In the fifth instalment of this action genre mainstay, fresh talent joins a favourite adrenalin junkie for a wild ride through Moscow. Michele Manelis reports.
It was 25 years ago that Bruce Willis' wise-cracking cop, John McClane uttered his battle cry, "Yippee ki-yay, mother******". Now, in the fifth instalment of the Die Hard franchise, A Good Day to Die Hard, McLane takes the show on the road to Moscow in pursuit of his estranged son (Jai Courtney), whom he thinks has fallen in with a bad crowd.
However, as it turns out, McClane junior is a chip off the old block - a CIA agent. And though the storyline points towards Australian actor Courtney, 26 (who most recently appeared in Jack Reacher) to take over the franchise from Papa Willis, 57, the ageing movie star puts those rumours to rest.
"I'm not retiring. I'm just older," Willis says, giving his trademark smirk. "I'm not giving away the franchise at this point. I still appreciate the novelty of playing this character in five films over 25 years. And to still be asked back is fun."
Budgeted at a reported US$125 million ($148 million), this R-rated action movie is directed by John Moore (Behind Enemy Lines, Flight of the Phoenix), who takes great delight in demolishing much of the city of Budapest which is posing as Moscow, with elaborate car chases causing massive collateral damage.
"We set a few records in terms of car destruction," Moore smiles.
"But it was all in the name of making this so big and so wow. The action was designed to be this huge so that Bruce could react to how insane it was.
"My name's John Moore, not John Less," he adds.
Says Willis, "Yes, John was pretty insistent on making it all happen on the streets. The car chase scenes took over six weeks to shoot. I drove that big green truck through Budapest at pretty high speeds. They shut down some streets for me, and I drove like a maniac.
"The fun of Die Hard is that you get to go to real locations and drive real cars which are flipping and tumbling and you're jumping off of things," he smiles. "It's a fun thing to do for a living."

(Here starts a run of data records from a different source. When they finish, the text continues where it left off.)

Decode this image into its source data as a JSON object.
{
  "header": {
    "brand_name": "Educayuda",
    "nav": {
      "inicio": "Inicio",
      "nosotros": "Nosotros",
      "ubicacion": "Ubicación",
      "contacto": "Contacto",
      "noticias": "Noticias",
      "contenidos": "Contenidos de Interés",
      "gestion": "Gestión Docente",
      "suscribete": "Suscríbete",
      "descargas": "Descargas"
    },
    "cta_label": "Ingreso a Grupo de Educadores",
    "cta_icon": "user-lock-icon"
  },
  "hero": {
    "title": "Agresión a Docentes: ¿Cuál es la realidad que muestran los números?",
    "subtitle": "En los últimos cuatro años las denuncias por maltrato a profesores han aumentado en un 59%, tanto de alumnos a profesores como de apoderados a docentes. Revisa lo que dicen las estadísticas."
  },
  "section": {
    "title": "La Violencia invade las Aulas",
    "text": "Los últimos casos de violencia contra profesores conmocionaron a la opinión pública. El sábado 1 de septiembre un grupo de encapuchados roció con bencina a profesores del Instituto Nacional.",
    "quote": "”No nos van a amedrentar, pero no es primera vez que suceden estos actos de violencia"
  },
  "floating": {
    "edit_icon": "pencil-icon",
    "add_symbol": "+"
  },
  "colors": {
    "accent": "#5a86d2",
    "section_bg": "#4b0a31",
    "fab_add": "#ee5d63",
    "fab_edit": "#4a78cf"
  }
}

It doesn't sound like a job one considers after a certain age. But for Willis, the task at hand was less arduous than he had imagined.
"There were less limits than I thought there would be, although a couple of times I got up a little slower after falling down. But I don't think about that as age, I just think that I didn't quite land the right way."
In fact, it would seem Willis welcomes his advancing years.
"In 1988, when the franchise began, I didn't have any lines on my face and I'm happy to have them now. I always thought I had a little too much baby fat on my face and I didn't care for it. Actually, I couldn't wait to look a little more roughed up," he smiles.
"I'm pretty accepting about how things have turned out."
As he should be. The franchise has grossed more than US$1.1 billion at the box office worldwide.
As for casting the equally macho Jack McClane, Courtney beat out many big-name actors. But the Irish director says he didn't want anyone famous in the role.
"As soon as [Jai] walked in the door, I thought, 'He looks like how Jack McClane should look. God, I hope he can act.' Then I realised he could act. Then I thought, 'I hope he has a good sense of humour.' And then, finally, I thought, 'God. I hope he gets along with Bruce.' And he did.
"So for me, there wasn't a lot of process involved. Plus, the other great thing about him was that he didn't ask too many questions."
Says Courtney: "Of course, it's really easy to get rattled by an actor of that stature and I did catch myself a couple of times having an out-of-body moment where I'd be thinking, 'That's John McClane in front of me, and we're doing a scene together,"' he laughs. "But then you just get on with it."
What: A Good Day to Die Hard, the fifth in the Bruce Willis action franchise
When: Opens Thursday February 14
- TimeOutBy Michele Manelis